For some bizarre reason, the power button on the Agora 4G is along the top edge of the handset, beside the 3.5mm headphone jack. For a 5.0-inch smartphone with a height of 143mm, the power button can be a tad awkward to press; I’d prefer it if it were located on the right edge, roughly where the volume rocker is currently found. There’s nothing on the device’s left edge, while the microUSB port is on the bottom.
Like the design, the display isn’t anything to write home about. The panel is a 5.0-inch TFT LCD with a resolution of 1280 x 720, which equates to a pixel density of 293 PPI. Just on specs you’d say this is a decent mid-range panel that is more than enough for a sub-$250 device, and in some cases this is true. However the use of a low-end IPS display makes its quality inferior to that of its competitors.
The main issue with the Agora 4G’s display is that it’s not as saturated as either the Moto G’s or the Zenfone 5’s. I’m not expecting flagship-like color accuracy or quality, but the Agora 4G’s panel appears less vibrant than its competitors. This leaves photos and other imagery looking a bit underwhelming compared to what you’d expect.
That said, the white balance exhibited by the display is good, and you even have the ability to alter it in the device’s settings. Turning on “low blue light mode” reduces the blue level of the display, making it appear much warmer than usual. There are three levels of low blue light mode, each with increasing warmth, which could come in handy when reading stuff on the handset at night. Other than that, I’d leave it disabled for the majority of usage.
While the Agora 4G’s display is more than bright enough for indoor usage, it can be hard to read when outdoors. Full brightness just doesn’t seem to cut it, with the panel seemingly lacking any sort of reflection-cutting layers. Viewing angles aren’t terrible, but there is a noticeable reduction in clarity when the display is viewed at off-normal angles.
I was impressed with the clarity of the Agora’s display, which can be put down to its 720p resolution. More and more manufacturers are including HD panels with their entry- and mid-range handsets, replacing qHD and WVGA units, which is great to see. Of course it’s no 1080p or 1440p, but text looks crisp and generally fantastic on this display, and photos have enough detail in them to satisfy.

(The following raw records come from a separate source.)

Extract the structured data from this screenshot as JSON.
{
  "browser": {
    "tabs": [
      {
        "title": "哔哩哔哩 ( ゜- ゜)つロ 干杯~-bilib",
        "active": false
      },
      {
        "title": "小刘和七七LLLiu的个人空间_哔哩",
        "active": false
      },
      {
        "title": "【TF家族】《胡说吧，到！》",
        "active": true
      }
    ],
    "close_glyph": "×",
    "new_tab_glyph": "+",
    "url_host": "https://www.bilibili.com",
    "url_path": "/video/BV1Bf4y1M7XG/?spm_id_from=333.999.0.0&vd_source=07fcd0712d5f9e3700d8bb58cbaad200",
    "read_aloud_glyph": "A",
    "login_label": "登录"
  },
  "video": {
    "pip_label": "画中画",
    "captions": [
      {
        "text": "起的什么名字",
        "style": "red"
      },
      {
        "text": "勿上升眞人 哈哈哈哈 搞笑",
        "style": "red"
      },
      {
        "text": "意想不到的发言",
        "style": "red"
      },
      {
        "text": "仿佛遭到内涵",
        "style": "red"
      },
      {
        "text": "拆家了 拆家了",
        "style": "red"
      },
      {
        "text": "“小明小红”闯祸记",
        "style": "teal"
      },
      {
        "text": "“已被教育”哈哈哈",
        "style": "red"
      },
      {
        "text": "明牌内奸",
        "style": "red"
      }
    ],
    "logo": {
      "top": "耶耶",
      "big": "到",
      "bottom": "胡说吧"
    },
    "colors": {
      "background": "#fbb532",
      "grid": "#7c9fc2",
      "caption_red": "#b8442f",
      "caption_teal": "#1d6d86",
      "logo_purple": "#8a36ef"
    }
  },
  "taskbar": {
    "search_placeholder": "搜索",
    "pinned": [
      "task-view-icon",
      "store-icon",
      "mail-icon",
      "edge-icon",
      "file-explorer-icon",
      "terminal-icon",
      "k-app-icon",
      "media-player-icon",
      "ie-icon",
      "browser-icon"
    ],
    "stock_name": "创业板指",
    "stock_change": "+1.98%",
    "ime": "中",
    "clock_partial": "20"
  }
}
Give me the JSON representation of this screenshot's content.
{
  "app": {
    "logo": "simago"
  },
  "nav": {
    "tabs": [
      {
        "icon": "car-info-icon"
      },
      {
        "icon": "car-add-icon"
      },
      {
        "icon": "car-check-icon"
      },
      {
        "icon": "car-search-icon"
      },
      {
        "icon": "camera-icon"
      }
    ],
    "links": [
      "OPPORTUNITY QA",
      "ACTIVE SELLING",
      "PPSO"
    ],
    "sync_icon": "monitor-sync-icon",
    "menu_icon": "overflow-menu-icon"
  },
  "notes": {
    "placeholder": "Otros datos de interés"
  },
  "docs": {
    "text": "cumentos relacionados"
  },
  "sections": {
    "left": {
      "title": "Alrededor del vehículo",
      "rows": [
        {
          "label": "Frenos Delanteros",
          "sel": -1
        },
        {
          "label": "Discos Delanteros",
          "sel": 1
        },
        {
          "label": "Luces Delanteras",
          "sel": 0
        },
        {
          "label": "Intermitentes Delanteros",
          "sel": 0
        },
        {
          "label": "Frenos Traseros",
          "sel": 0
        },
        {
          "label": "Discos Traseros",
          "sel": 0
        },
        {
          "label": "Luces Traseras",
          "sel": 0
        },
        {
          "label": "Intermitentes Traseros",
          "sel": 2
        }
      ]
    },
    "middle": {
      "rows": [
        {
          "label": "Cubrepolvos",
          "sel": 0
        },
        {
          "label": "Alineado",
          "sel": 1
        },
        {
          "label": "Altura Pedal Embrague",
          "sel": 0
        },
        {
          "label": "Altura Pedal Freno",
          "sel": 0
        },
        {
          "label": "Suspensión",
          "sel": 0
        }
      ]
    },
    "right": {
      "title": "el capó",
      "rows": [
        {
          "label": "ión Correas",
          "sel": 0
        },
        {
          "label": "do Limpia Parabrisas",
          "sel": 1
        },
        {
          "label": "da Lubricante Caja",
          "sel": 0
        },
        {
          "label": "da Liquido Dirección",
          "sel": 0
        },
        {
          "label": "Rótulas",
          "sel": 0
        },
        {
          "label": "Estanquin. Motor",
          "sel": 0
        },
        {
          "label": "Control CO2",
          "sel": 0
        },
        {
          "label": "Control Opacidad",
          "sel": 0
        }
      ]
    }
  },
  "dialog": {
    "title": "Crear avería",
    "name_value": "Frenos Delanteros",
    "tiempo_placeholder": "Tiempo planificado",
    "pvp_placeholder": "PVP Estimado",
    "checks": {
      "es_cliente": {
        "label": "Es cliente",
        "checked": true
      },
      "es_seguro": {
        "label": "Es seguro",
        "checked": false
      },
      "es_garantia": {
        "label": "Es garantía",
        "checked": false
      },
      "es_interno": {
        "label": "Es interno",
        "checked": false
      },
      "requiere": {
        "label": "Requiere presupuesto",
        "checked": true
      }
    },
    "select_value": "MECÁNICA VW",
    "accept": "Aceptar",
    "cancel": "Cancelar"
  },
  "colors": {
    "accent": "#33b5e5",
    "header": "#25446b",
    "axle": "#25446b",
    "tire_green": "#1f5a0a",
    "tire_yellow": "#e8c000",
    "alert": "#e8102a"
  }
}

The display’s size will also appeal to a number of people, with most options in the price range of the Agora 4G including smaller or lower-resolution panels. The obvious exceptions are the Zenfone 5 and Moto G that I’ve mentioned earlier, both of which pack similar 5-inch displays. How the Agora fares in other aspects will be critical if it’s to beat those devices.